WHAT TO WORK ON
Copy each entry below exactly as it appears.
- - -
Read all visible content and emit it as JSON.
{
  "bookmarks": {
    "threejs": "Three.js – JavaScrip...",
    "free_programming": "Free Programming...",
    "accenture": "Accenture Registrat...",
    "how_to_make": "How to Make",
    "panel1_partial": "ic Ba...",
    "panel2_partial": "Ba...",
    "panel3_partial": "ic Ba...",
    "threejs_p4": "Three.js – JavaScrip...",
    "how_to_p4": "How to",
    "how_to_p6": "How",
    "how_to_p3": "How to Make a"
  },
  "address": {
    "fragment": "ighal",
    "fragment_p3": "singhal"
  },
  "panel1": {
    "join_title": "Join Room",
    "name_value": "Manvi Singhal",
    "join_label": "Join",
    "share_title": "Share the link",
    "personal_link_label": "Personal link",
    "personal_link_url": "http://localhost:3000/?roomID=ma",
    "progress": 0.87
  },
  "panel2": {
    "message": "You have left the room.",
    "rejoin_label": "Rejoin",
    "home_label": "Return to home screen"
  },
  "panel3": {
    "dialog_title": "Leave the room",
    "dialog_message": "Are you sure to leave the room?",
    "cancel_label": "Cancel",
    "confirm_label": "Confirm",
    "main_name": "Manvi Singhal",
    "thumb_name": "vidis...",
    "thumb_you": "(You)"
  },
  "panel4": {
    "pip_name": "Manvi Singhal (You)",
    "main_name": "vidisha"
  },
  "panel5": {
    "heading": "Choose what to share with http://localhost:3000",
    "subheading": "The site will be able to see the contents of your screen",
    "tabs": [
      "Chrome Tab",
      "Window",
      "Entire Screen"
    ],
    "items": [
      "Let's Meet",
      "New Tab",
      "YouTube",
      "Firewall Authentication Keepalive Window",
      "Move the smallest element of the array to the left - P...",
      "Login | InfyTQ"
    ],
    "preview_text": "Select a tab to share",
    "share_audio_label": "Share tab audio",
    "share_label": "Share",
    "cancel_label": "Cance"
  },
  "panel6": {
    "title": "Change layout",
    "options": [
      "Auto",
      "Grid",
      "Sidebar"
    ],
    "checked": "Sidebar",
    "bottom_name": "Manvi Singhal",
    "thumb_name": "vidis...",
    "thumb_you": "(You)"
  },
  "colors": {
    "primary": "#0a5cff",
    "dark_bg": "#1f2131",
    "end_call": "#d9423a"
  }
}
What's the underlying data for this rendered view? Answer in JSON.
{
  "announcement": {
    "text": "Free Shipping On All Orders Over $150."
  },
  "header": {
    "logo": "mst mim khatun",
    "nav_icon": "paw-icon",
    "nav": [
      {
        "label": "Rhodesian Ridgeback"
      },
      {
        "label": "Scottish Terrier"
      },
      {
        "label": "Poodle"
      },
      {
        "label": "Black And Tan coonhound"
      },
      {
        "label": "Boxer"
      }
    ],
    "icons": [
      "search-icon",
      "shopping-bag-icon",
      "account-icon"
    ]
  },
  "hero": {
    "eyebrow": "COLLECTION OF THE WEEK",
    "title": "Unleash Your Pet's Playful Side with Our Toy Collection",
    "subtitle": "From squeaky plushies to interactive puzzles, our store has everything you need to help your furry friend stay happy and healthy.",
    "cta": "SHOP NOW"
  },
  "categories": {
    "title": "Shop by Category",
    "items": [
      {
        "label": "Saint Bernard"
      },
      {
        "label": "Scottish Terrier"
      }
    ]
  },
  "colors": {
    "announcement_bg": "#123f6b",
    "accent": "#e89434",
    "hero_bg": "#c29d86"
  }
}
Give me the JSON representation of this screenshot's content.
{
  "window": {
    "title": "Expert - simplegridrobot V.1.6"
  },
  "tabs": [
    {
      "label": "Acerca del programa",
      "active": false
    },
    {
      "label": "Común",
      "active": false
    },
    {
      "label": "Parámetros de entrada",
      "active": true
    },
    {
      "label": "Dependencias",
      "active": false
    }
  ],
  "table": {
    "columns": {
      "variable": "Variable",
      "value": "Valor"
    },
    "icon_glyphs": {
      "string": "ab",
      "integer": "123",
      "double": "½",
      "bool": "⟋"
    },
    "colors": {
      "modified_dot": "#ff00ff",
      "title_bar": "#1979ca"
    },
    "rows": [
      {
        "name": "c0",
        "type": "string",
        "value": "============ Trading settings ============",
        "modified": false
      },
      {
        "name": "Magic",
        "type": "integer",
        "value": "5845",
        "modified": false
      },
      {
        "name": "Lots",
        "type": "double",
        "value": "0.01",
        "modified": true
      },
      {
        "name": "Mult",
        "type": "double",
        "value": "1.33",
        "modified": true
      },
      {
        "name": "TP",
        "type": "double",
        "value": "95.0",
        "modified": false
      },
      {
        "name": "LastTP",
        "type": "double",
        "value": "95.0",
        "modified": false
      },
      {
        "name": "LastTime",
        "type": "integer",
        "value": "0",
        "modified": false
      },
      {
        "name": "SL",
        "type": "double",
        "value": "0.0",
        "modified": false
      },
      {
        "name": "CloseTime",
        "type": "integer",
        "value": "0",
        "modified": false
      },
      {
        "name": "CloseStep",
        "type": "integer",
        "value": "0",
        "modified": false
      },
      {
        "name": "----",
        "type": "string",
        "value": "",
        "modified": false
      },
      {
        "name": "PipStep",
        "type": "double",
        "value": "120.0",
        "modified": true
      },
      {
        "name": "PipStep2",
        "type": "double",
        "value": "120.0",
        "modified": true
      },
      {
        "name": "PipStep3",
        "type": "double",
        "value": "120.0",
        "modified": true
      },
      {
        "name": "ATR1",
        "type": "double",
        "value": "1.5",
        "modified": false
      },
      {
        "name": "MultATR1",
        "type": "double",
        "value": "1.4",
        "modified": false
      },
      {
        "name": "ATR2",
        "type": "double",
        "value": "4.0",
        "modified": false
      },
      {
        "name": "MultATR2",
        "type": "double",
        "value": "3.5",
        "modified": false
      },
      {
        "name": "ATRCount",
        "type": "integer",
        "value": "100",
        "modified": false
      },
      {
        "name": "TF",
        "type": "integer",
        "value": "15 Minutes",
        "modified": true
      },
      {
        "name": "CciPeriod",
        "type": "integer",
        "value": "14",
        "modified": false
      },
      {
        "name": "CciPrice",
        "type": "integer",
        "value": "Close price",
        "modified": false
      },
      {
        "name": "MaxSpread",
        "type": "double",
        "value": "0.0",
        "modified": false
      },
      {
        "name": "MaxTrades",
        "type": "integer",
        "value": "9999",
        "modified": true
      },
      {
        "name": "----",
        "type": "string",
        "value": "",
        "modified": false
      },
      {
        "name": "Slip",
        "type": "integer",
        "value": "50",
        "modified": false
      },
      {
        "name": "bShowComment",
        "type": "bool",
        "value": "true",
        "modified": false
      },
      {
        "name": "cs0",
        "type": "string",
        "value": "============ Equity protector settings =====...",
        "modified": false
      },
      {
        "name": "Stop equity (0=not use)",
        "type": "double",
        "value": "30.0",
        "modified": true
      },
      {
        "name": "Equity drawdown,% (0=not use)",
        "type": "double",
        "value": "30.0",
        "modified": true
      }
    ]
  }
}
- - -
REPLY TO THE EXERCISE
Read all visible content and emit it as JSON.
{
  "bookmarks": {
    "threejs": "Three.js – JavaScrip...",
    "free_programming": "Free Programming...",
    "accenture": "Accenture Registrat...",
    "how_to_make": "How to Make",
    "panel1_partial": "ic Ba...",
    "panel2_partial": "Ba...",
    "panel3_partial": "ic Ba...",
    "threejs_p4": "Three.js – JavaScrip...",
    "how_to_p4": "How to",
    "how_to_p6": "How",
    "how_to_p3": "How to Make a"
  },
  "address": {
    "fragment": "ighal",
    "fragment_p3": "singhal"
  },
  "panel1": {
    "join_title": "Join Room",
    "name_value": "Manvi Singhal",
    "join_label": "Join",
    "share_title": "Share the link",
    "personal_link_label": "Personal link",
    "personal_link_url": "http://localhost:3000/?roomID=ma",
    "progress": 0.87
  },
  "panel2": {
    "message": "You have left the room.",
    "rejoin_label": "Rejoin",
    "home_label": "Return to home screen"
  },
  "panel3": {
    "dialog_title": "Leave the room",
    "dialog_message": "Are you sure to leave the room?",
    "cancel_label": "Cancel",
    "confirm_label": "Confirm",
    "main_name": "Manvi Singhal",
    "thumb_name": "vidis...",
    "thumb_you": "(You)"
  },
  "panel4": {
    "pip_name": "Manvi Singhal (You)",
    "main_name": "vidisha"
  },
  "panel5": {
    "heading": "Choose what to share with http://localhost:3000",
    "subheading": "The site will be able to see the contents of your screen",
    "tabs": [
      "Chrome Tab",
      "Window",
      "Entire Screen"
    ],
    "items": [
      "Let's Meet",
      "New Tab",
      "YouTube",
      "Firewall Authentication Keepalive Window",
      "Move the smallest element of the array to the left - P...",
      "Login | InfyTQ"
    ],
    "preview_text": "Select a tab to share",
    "share_audio_label": "Share tab audio",
    "share_label": "Share",
    "cancel_label": "Cance"
  },
  "panel6": {
    "title": "Change layout",
    "options": [
      "Auto",
      "Grid",
      "Sidebar"
    ],
    "checked": "Sidebar",
    "bottom_name": "Manvi Singhal",
    "thumb_name": "vidis...",
    "thumb_you": "(You)"
  },
  "colors": {
    "primary": "#0a5cff",
    "dark_bg": "#1f2131",
    "end_call": "#d9423a"
  }
}
What's the underlying data for this rendered view? Answer in JSON.
{
  "announcement": {
    "text": "Free Shipping On All Orders Over $150."
  },
  "header": {
    "logo": "mst mim khatun",
    "nav_icon": "paw-icon",
    "nav": [
      {
        "label": "Rhodesian Ridgeback"
      },
      {
        "label": "Scottish Terrier"
      },
      {
        "label": "Poodle"
      },
      {
        "label": "Black And Tan coonhound"
      },
      {
        "label": "Boxer"
      }
    ],
    "icons": [
      "search-icon",
      "shopping-bag-icon",
      "account-icon"
    ]
  },
  "hero": {
    "eyebrow": "COLLECTION OF THE WEEK",
    "title": "Unleash Your Pet's Playful Side with Our Toy Collection",
    "subtitle": "From squeaky plushies to interactive puzzles, our store has everything you need to help your furry friend stay happy and healthy.",
    "cta": "SHOP NOW"
  },
  "categories": {
    "title": "Shop by Category",
    "items": [
      {
        "label": "Saint Bernard"
      },
      {
        "label": "Scottish Terrier"
      }
    ]
  },
  "colors": {
    "announcement_bg": "#123f6b",
    "accent": "#e89434",
    "hero_bg": "#c29d86"
  }
}
Give me the JSON representation of this screenshot's content.
{
  "window": {
    "title": "Expert - simplegridrobot V.1.6"
  },
  "tabs": [
    {
      "label": "Acerca del programa",
      "active": false
    },
    {
      "label": "Común",
      "active": false
    },
    {
      "label": "Parámetros de entrada",
      "active": true
    },
    {
      "label": "Dependencias",
      "active": false
    }
  ],
  "table": {
    "columns": {
      "variable": "Variable",
      "value": "Valor"
    },
    "icon_glyphs": {
      "string": "ab",
      "integer": "123",
      "double": "½",
      "bool": "⟋"
    },
    "colors": {
      "modified_dot": "#ff00ff",
      "title_bar": "#1979ca"
    },
    "rows": [
      {
        "name": "c0",
        "type": "string",
        "value": "============ Trading settings ============",
        "modified": false
      },
      {
        "name": "Magic",
        "type": "integer",
        "value": "5845",
        "modified": false
      },
      {
        "name": "Lots",
        "type": "double",
        "value": "0.01",
        "modified": true
      },
      {
        "name": "Mult",
        "type": "double",
        "value": "1.33",
        "modified": true
      },
      {
        "name": "TP",
        "type": "double",
        "value": "95.0",
        "modified": false
      },
      {
        "name": "LastTP",
        "type": "double",
        "value": "95.0",
        "modified": false
      },
      {
        "name": "LastTime",
        "type": "integer",
        "value": "0",
        "modified": false
      },
      {
        "name": "SL",
        "type": "double",
        "value": "0.0",
        "modified": false
      },
      {
        "name": "CloseTime",
        "type": "integer",
        "value": "0",
        "modified": false
      },
      {
        "name": "CloseStep",
        "type": "integer",
        "value": "0",
        "modified": false
      },
      {
        "name": "----",
        "type": "string",
        "value": "",
        "modified": false
      },
      {
        "name": "PipStep",
        "type": "double",
        "value": "120.0",
        "modified": true
      },
      {
        "name": "PipStep2",
        "type": "double",
        "value": "120.0",
        "modified": true
      },
      {
        "name": "PipStep3",
        "type": "double",
        "value": "120.0",
        "modified": true
      },
      {
        "name": "ATR1",
        "type": "double",
        "value": "1.5",
        "modified": false
      },
      {
        "name": "MultATR1",
        "type": "double",
        "value": "1.4",
        "modified": false
      },
      {
        "name": "ATR2",
        "type": "double",
        "value": "4.0",
        "modified": false
      },
      {
        "name": "MultATR2",
        "type": "double",
        "value": "3.5",
        "modified": false
      },
      {
        "name": "ATRCount",
        "type": "integer",
        "value": "100",
        "modified": false
      },
      {
        "name": "TF",
        "type": "integer",
        "value": "15 Minutes",
        "modified": true
      },
      {
        "name": "CciPeriod",
        "type": "integer",
        "value": "14",
        "modified": false
      },
      {
        "name": "CciPrice",
        "type": "integer",
        "value": "Close price",
        "modified": false
      },
      {
        "name": "MaxSpread",
        "type": "double",
        "value": "0.0",
        "modified": false
      },
      {
        "name": "MaxTrades",
        "type": "integer",
        "value": "9999",
        "modified": true
      },
      {
        "name": "----",
        "type": "string",
        "value": "",
        "modified": false
      },
      {
        "name": "Slip",
        "type": "integer",
        "value": "50",
        "modified": false
      },
      {
        "name": "bShowComment",
        "type": "bool",
        "value": "true",
        "modified": false
      },
      {
        "name": "cs0",
        "type": "string",
        "value": "============ Equity protector settings =====...",
        "modified": false
      },
      {
        "name": "Stop equity (0=not use)",
        "type": "double",
        "value": "30.0",
        "modified": true
      },
      {
        "name": "Equity drawdown,% (0=not use)",
        "type": "double",
        "value": "30.0",
        "modified": true
      }
    ]
  }
}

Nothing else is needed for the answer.